Darren O’Neill is an Irish boxer from Paulstown County Kilkenny. He was the 2009 European Union champion and 2010 European silver medalist.He was named the captain of the Irish boxing team at the 2011 European Championships and upon securing qualification for the Olympic Games in London 2012 he again captained the Irish boxers. Unfortunately he was unable to qualify for this summer’s games. Luckily I got the chance to ask him a few questions.
The obvious question first – how did you get involved in boxing?
- My dad is the head coach in Paulstown Boxing Club and was one of the founding members. He boxed himself when he was younger and it was inevitable I would follow him down to the club and get involved.
Inside the ring:
Who are your boxing mentors?
- Again, I would refer to my dad Ollie who taught me from a young age right through to senior levels. As I made the national team I was obviously privileged to come under the guidance of Billy Walsh and Zauri Antia also.
I understand you are a qualified primary teacher, how did you balance the academic side of your life while training at such a high level?
- Managing studies, work and sport can be a tricky task as they all require a lot of energy and focus. However, clear and careful time-management along with the support of others allows you manage a lot more than we think we can. Care does need to be taken in managing your health though.
Who are your sporting idols?
- I can’t exactly say I have any heroes and I’m not one to get carried away with famous people. I do think some people to be amazing people such as Muhammad Ali. When it comes to who maybe inspired me in sport I owe a lot to my dad. I also found inspiration in boxers like Kenneth Egan, who beat me in my first two years of senior boxing, because he managed to overcome many set backs and reach the Olympics and his goals, something I also encountered.

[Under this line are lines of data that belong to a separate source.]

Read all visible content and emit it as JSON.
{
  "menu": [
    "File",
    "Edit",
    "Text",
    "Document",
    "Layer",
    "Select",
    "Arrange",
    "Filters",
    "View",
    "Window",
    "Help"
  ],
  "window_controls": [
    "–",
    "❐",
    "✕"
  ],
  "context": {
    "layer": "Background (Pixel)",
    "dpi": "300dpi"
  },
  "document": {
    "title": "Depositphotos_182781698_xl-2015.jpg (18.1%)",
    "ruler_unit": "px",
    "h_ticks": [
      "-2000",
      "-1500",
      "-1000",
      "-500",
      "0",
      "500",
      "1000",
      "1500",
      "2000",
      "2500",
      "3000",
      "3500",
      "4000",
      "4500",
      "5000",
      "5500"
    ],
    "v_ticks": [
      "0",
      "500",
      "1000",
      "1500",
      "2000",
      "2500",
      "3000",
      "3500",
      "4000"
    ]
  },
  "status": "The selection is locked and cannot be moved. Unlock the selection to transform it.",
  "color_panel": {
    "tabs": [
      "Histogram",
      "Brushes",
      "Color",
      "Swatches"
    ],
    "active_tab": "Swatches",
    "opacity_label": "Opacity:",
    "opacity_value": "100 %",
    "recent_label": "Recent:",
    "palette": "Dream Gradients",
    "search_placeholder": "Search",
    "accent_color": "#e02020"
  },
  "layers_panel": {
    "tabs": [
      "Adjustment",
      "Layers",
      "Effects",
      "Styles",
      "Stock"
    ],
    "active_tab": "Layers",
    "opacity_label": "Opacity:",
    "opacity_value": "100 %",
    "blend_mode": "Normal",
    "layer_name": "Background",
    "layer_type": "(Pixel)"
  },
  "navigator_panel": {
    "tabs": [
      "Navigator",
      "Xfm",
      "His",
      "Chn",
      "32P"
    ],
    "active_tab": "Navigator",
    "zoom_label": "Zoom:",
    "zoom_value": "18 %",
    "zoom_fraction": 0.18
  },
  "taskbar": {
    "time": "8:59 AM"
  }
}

Could you describe your experience with the Irish High Performance Unit?
- My experience in High Performance has been transformational. I have been part of High Performance since its inception in 2003 and I have struggled through times where Ireland were considered to be the whipping boys and easy opponents to a time where we others fear having to face us. I have seen huge numbers of boxers come and go and witnessed some of the greatest moments of our existence, such as Katie Taylor’s Olympic gold medal win. While I have suffered many, many set backs and failures over the years I have been privileged to benefit from having two of the best coaches in the world to having great experiences and journeys with amazing people. I am honoured to have represented our country at every level for over a decade, to have won a truckload of international medals, including a European silver medal and am privileged to have represented our country in the Olympic Games
What does it feel like to step into the ring representing Ireland?
- Representing my country has been one of the greatest honours of my career and something I take tremendous pride from. The emotions stepping into a ring are a funny concoction ranging from anxiety to excitement, from nerves to aggression, from focus to possibly a small bit of fear but it is a buzz like no other in sport.
What is your greatest memory from boxing?
- Two memories will always stick with me… beating the World No.1 in the European quarter-final in 2010 and finally winning a major medal and walking out for the first time to represent my country at the Olympic Games in a packed and screaming stadium.
What trait is most important for an athlete?
What are your future plans within boxing?
- As of now I don’t know. I may retire, I may box on or I may go professional…. I may even switch to coaching.
How do you think team Ireland will do in Rio?
- I think the team are in a great position for Rio and I would hope we will win at least four medals.
Outside the ring:
How do you relax when you aren’t training or competing in an event?
- Traditionally, I relax with my partner and family.
Do you have any pre-event rituals?
- No. I try not to believe in that type of stuff in case there comes a time when you can’t complete it and that could mess with your head. But of course, all athletes have small things they like to do that they aren’t even conscious of.
What’s your favourite food?
- I’m not a fussy eater in the slightest but I like the occasional pizza, I love eggs but if push comes to shove without a shadow of a doubt, my favourite food is chocolate… not very healthy I know but there you go!
Best piece of advice you’ve ever been given?
- I’m not sure to be honest… I can only think of the funny ones like “Hit him more than he hits you”, or “Hit him in the face”.
- Too many to list….. I will pick one and say bad drivers/traffic.
It was fantastic to chat with Darren and I wish him the very best going forward.